One common method used to study the effects of culture on behaviour is the correlational study. This method involves measuring the strength of a relationship between two or more co-variables. In correlational studies on the effects of culture on behaviour, one variable is related to culture (e.g. cultural dimensions) and the other is related to behaviour (e.g. conformity, mate preference or helping others). The results might show a positive correlation (which means as one variable increases, so does the other) or a negative correlation (as one variable increases, the other decreases).
Unlike experimental studies that investigate the effects of an independent variable on a dependent variable, a correlational study doesn’t have IVs and DVs because we don’t know the direction of the relationship. There are also not enough controls put in place, so effects of extraneous variables aren’t controlled and may be influencing the relationship. This is a major limitation that will be explained later.
How are correlational studies conducted?
Correlational studies on culture and behaviour must first gather data on the co-variables in the study. In psychological studies one co-variable is nearly always a measure of behaviour or cognitive process. Cultural factors studied in correlational studies are often related to cultural dimensions. For example, a culture’s score on the individualism/collectivism scale could be a co-variable. Questionnaires are commonly used to gather the data needed to calculate the correlation.
Why are correlational studies conducted?
One major reason correlation studies are conducted is because they allow researchers to study variables that are naturally occuring in large populations. However, unlike natural or quasi-experiments, there is no identifiable “treatment” because either there are too many possible extraneous variables and/or the variable is an innate personal quality (like cultural background) and so this isn’t considered an independent variable. We can also conduct correlational studies to see if a relationship does exist, and from these findings experimental studies can then be designed to explore the relationship further.
What are some examples?
- Evolution and culture in mate preferenceBuss (1989): This study gathered data over 10,000 participants in order to study cross-cultural similarities and differences in mate preference across cultures. The results showed that there was a correlation between cultural values (individualism/collectivism) and mate preference. For example, males from collectivist cultures placed a higher preference on domestic skills and chastity, whereas females from collectivist cultures placed more emphasis on social status and ambition. (Read more here).
- The importance of love in marriage – Levine et al. (1995): This study found correlations between 11 different cultures and the importance placed on love in a marriage. When asked if they would marry someone who had everything they desired, participants from the collectivist cultures of India, Pakistan and Thailand were more likely to say yes, even if they were not in love with that person (when compared to people from the USA, UK and Australia. The results also showed a positive correlation between cultures that placed more emphasis on love (individualistic cultures) and divorce rates.
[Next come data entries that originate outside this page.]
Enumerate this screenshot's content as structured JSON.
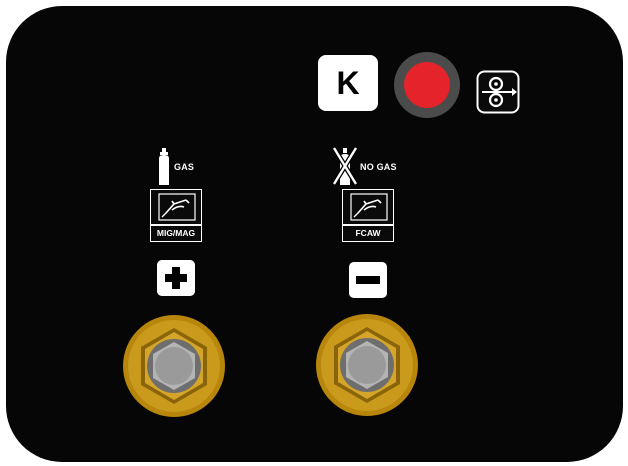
{
  "panel": {
    "background": "#060606"
  },
  "controls": {
    "k_button_label": "K",
    "red_button_color": "#e4232a",
    "wire_feed_icon": "wire-feed-icon"
  },
  "outputs": [
    {
      "gas_label": "GAS",
      "gas_icon": "gas-bottle-icon",
      "torch_icon": "mig-torch-icon",
      "mode_label": "MIG/MAG",
      "polarity": "plus",
      "polarity_icon": "plus-icon"
    },
    {
      "gas_label": "NO GAS",
      "gas_icon": "no-gas-icon",
      "torch_icon": "mig-torch-icon",
      "mode_label": "FCAW",
      "polarity": "minus",
      "polarity_icon": "minus-icon"
    }
  ],
  "colors": {
    "brass": "#b8860b",
    "steel": "#9a9a9a",
    "red": "#e4232a"
  }
}
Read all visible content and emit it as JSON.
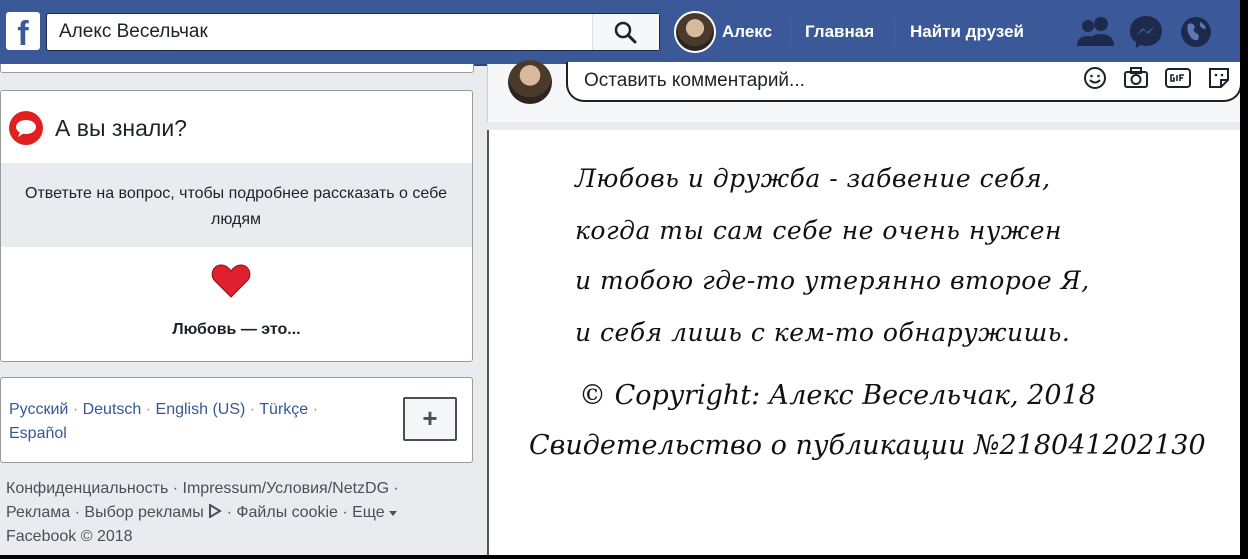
{
  "topbar": {
    "logo": "f",
    "search_value": "Алекс Весельчак",
    "user_name": "Алекс",
    "nav_home": "Главная",
    "nav_find_friends": "Найти друзей",
    "icons": [
      "friends-icon",
      "messenger-icon",
      "globe-icon"
    ]
  },
  "did_you_know": {
    "title": "А вы знали?",
    "description": "Ответьте на вопрос, чтобы подробнее рассказать о себе людям",
    "prompt": "Любовь — это..."
  },
  "languages": {
    "items": [
      "Русский",
      "Deutsch",
      "English (US)",
      "Türkçe",
      "Español"
    ],
    "add_label": "+"
  },
  "footer": {
    "links_line1": "Конфиденциальность · Impressum/Условия/NetzDG ·",
    "links_line2_a": "Реклама · Выбор рекламы",
    "links_line2_b": "· Файлы cookie · Еще",
    "copyright": "Facebook © 2018"
  },
  "comment": {
    "placeholder": "Оставить комментарий..."
  },
  "post": {
    "lines": [
      "Любовь и дружба - забвение себя,",
      "когда ты сам себе не очень нужен",
      "и тобою где-то утерянно второе Я,",
      "и себя лишь с кем-то обнаружишь."
    ],
    "copyright": "© Copyright: Алекс Весельчак, 2018",
    "certificate": "Свидетельство о публикации №218041202130"
  },
  "colors": {
    "brand": "#3b5998",
    "background": "#e9ebee",
    "heart": "#e0202f"
  }
}
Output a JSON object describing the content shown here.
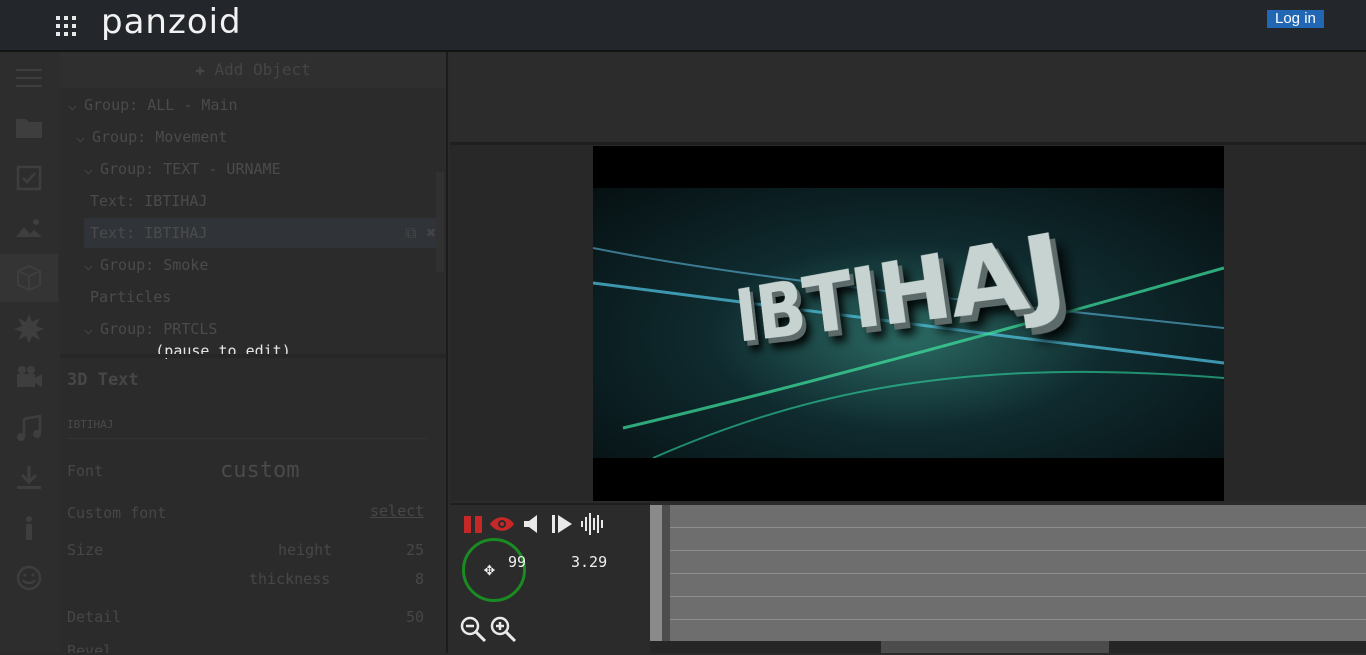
{
  "header": {
    "logo": "panzoid",
    "login_label": "Log in"
  },
  "sidebar": {
    "icons": [
      "menu-icon",
      "folder-icon",
      "checkbox-icon",
      "image-icon",
      "object-3d-icon",
      "burst-icon",
      "camera-icon",
      "music-icon",
      "download-icon",
      "info-icon",
      "smiley-icon"
    ],
    "active_index": 4
  },
  "panel": {
    "add_object_label": "✚ Add Object",
    "tree": [
      {
        "label": "Group: ALL - Main",
        "expanded": true
      },
      {
        "label": "Group: Movement",
        "expanded": true
      },
      {
        "label": "Group: TEXT - URNAME",
        "expanded": true
      },
      {
        "label": "Text: IBTIHAJ"
      },
      {
        "label": "Text: IBTIHAJ",
        "selected": true
      },
      {
        "label": "Group: Smoke",
        "expanded": true
      },
      {
        "label": "Particles"
      },
      {
        "label": "Group: PRTCLS",
        "expanded": true
      }
    ],
    "pause_note": "(pause to edit)"
  },
  "properties": {
    "title": "3D Text",
    "text_value": "IBTIHAJ",
    "font_label": "Font",
    "font_value": "custom",
    "custom_font_label": "Custom font",
    "custom_font_link": "select",
    "size_label": "Size",
    "height_label": "height",
    "height_value": "25",
    "thickness_label": "thickness",
    "thickness_value": "8",
    "detail_label": "Detail",
    "detail_value": "50",
    "next_label": "Bevel"
  },
  "preview": {
    "scene_text": "IBTIHAJ"
  },
  "timeline": {
    "frame_value": "99",
    "time_value": "3.29",
    "accent_color": "#1a8a22",
    "control_color": "#c62828"
  }
}
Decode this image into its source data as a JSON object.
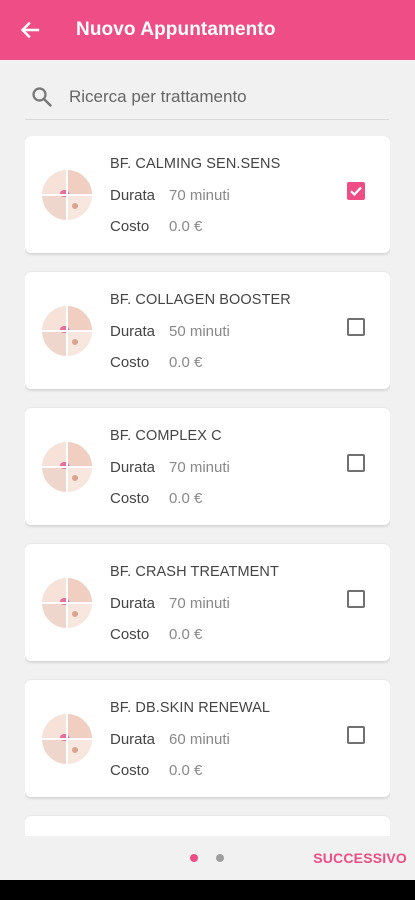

- Helping others – Levine et al. (2001): This study gathered data from 23 cities around the world. One co-variable was the rate of helping, which was measured by things like how many people would help a blind person cross the street, post a dropped envelope or pick up someone’s dropped pen. Other co-variables were GPD (gross domestic product – a measure of a country’s wealth), life pace (measured by how fast people walk) and individualism/collectivism. The results showed a strong negative correlation between GDP and helping others, as well as a negative correlation between life pace and help. There was a correlation between individualism/collectivism and helping (i.e. collectivist cultures were more likely to help), but this correlation was weak. This is a good example of the benefits of using a correlational method because the strength of relationships between variables can be compared.
What are the limitations?
- Correlation does not mean causation: this is the fundamental limitation of using correlational studies. Just because two variables are related, it doesn’t mean that one is causing the other. For example, we might want to conclude that having lots of wealth (high GDP) causes people to not want to help others as they become greedy and selfish. But could it be that not helping others was what caused their wealth? When we’re not sure which direction the relationship is working as in this example, we call this bidirectional ambiguity.
- Too many extraneous variables: another way to explain limitations of correlational studies is to not only show how A could influence B, but also how B could influence A (i.e. explain bidirectional ambiguity), but also how C could be influencing A or B. For example, in studies comparing individualistic and collectivist cultures like Levine’s on the importance of love, we could conclude that variable A (cultural values of ind/coll) is affecting B (how important love is), but could religious beliefs (variable C) be a factor? USA, UK and Australia are Western, predominantly Christian countries, compared with Muslim, Hindu and Buddhism for Pakistan, India and Thailand, respectively.
Exam Tip: Technically speaking, the IB could ask about the use of research methods on “cultural origins of behaviour and cognition” or “cultural influences on individual attitudes, identity and behaviours.” My advice is to keep it simple and make sure you can explain how correlational studies are used to study the effects of culture on behaviour.